Record excerpts:
#####

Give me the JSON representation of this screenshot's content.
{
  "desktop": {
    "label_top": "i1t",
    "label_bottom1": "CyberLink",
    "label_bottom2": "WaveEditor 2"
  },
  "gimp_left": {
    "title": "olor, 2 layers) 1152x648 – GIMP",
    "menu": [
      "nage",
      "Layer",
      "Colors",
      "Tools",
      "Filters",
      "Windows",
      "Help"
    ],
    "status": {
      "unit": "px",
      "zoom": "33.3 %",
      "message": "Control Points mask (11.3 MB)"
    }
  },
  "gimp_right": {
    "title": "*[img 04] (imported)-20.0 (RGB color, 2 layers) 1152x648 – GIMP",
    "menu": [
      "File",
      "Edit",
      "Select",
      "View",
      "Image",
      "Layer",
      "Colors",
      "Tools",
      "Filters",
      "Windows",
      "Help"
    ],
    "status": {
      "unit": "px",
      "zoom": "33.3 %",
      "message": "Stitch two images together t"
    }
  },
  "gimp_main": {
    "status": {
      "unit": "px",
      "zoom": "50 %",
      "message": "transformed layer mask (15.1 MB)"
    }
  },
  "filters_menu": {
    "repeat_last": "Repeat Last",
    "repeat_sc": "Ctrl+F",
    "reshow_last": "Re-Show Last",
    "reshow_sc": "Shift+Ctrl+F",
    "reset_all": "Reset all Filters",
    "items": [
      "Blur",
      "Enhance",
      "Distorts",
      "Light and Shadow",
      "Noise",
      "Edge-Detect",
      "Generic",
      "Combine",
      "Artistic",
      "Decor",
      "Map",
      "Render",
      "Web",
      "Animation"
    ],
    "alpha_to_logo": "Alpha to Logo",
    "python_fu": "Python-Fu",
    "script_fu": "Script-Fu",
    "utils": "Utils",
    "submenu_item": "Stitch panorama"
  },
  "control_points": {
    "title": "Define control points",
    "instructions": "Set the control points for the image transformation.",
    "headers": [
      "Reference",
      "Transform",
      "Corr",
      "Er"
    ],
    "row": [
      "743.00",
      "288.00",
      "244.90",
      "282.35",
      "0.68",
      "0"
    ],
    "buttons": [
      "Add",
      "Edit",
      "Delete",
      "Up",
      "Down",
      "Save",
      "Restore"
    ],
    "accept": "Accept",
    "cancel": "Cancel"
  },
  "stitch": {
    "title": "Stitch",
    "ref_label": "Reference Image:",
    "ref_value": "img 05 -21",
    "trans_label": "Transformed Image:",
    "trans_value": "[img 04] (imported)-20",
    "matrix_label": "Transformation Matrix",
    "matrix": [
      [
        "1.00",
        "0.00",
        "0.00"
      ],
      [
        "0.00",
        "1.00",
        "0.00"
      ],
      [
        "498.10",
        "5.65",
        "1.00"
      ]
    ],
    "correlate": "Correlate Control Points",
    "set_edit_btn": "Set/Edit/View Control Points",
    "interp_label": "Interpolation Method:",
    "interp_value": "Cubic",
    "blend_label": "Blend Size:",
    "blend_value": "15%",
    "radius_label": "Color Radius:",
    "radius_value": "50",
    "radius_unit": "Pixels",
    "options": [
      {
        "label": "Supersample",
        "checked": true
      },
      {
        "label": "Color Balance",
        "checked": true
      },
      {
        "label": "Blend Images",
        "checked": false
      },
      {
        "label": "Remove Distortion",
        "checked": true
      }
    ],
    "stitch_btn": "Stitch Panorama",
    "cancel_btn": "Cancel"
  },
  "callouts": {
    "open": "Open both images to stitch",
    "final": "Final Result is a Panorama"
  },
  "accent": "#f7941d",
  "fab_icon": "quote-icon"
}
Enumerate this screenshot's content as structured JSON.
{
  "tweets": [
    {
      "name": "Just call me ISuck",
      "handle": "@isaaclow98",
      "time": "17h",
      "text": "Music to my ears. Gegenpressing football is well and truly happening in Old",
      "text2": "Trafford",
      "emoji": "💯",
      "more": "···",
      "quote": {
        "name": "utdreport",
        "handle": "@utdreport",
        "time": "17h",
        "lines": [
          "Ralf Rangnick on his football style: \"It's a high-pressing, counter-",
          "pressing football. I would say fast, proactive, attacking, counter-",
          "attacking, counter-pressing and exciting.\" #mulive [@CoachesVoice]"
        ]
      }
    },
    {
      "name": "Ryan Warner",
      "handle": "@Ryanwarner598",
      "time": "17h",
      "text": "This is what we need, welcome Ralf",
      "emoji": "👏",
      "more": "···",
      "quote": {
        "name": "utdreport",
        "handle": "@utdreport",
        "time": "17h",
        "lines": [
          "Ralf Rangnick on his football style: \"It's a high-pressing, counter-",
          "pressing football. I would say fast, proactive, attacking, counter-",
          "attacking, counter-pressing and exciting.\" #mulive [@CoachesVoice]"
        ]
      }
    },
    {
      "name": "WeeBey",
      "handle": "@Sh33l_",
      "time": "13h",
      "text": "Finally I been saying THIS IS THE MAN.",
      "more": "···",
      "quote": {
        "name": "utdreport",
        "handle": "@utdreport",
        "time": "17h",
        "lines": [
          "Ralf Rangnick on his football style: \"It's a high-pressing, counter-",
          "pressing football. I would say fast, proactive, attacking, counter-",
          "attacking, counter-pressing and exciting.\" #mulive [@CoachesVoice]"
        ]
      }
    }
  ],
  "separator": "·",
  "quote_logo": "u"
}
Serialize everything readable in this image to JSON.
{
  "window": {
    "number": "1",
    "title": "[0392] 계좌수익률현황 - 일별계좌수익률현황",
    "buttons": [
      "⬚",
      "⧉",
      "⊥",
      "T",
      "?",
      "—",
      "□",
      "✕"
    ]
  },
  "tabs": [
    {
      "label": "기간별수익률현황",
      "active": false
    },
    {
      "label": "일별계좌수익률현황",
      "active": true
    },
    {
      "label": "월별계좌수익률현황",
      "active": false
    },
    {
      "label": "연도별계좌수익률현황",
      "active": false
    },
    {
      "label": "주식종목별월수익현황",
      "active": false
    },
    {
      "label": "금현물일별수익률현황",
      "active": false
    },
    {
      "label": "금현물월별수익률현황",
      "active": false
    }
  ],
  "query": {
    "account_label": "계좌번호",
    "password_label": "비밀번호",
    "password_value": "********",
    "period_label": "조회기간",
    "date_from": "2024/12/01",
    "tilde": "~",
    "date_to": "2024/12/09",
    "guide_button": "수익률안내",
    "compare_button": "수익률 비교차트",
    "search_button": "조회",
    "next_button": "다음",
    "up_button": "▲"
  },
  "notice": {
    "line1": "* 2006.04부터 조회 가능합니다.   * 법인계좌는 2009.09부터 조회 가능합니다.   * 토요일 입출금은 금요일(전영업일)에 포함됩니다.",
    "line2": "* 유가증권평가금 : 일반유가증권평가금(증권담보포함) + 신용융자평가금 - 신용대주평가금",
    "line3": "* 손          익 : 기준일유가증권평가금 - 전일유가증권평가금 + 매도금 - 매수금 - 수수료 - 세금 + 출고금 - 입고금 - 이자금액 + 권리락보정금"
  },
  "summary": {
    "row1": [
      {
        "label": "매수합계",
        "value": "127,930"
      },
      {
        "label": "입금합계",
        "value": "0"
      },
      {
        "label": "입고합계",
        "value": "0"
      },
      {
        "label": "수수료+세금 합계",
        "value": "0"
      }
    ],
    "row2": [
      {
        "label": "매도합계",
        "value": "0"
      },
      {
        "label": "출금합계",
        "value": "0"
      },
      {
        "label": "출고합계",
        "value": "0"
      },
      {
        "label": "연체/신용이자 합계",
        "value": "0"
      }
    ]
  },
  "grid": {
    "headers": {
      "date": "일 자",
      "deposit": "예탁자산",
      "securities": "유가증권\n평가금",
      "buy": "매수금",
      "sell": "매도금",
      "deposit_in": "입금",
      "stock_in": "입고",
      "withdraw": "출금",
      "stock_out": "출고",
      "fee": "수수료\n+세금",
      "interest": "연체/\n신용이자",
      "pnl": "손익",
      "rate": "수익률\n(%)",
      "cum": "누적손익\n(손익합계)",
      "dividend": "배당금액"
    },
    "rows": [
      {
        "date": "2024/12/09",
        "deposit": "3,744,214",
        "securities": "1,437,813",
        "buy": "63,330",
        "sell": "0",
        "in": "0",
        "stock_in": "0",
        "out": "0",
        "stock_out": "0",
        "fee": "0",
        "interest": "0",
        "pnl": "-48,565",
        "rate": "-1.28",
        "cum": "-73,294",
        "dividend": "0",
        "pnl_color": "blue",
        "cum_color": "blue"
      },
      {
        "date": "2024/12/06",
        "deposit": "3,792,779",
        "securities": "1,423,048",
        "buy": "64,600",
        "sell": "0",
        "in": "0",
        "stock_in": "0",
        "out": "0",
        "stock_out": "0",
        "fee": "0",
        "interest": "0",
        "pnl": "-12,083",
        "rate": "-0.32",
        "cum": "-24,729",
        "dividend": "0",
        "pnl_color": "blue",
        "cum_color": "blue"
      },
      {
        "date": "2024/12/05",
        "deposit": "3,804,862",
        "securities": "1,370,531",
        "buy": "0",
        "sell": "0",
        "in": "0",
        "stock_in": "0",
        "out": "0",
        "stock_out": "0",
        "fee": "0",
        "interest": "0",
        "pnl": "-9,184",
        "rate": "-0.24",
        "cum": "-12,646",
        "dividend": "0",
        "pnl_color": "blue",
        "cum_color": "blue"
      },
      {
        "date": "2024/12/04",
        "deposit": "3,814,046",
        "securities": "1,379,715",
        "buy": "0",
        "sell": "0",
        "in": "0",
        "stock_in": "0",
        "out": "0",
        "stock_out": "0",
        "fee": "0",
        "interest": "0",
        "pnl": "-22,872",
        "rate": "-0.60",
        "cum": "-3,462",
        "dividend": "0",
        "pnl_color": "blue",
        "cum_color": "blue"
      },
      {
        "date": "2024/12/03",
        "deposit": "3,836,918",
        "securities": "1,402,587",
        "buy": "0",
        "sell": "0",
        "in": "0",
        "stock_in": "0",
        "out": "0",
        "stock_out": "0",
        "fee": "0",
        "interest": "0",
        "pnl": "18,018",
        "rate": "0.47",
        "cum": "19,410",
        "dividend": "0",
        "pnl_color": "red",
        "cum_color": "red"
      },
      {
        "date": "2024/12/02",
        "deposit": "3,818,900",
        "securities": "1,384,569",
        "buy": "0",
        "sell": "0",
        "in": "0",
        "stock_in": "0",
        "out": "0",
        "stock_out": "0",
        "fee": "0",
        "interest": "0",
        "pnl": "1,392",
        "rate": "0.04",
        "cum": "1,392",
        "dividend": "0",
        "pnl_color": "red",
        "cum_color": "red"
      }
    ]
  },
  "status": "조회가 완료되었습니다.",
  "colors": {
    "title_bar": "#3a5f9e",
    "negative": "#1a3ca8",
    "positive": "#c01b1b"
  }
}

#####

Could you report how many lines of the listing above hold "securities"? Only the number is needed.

7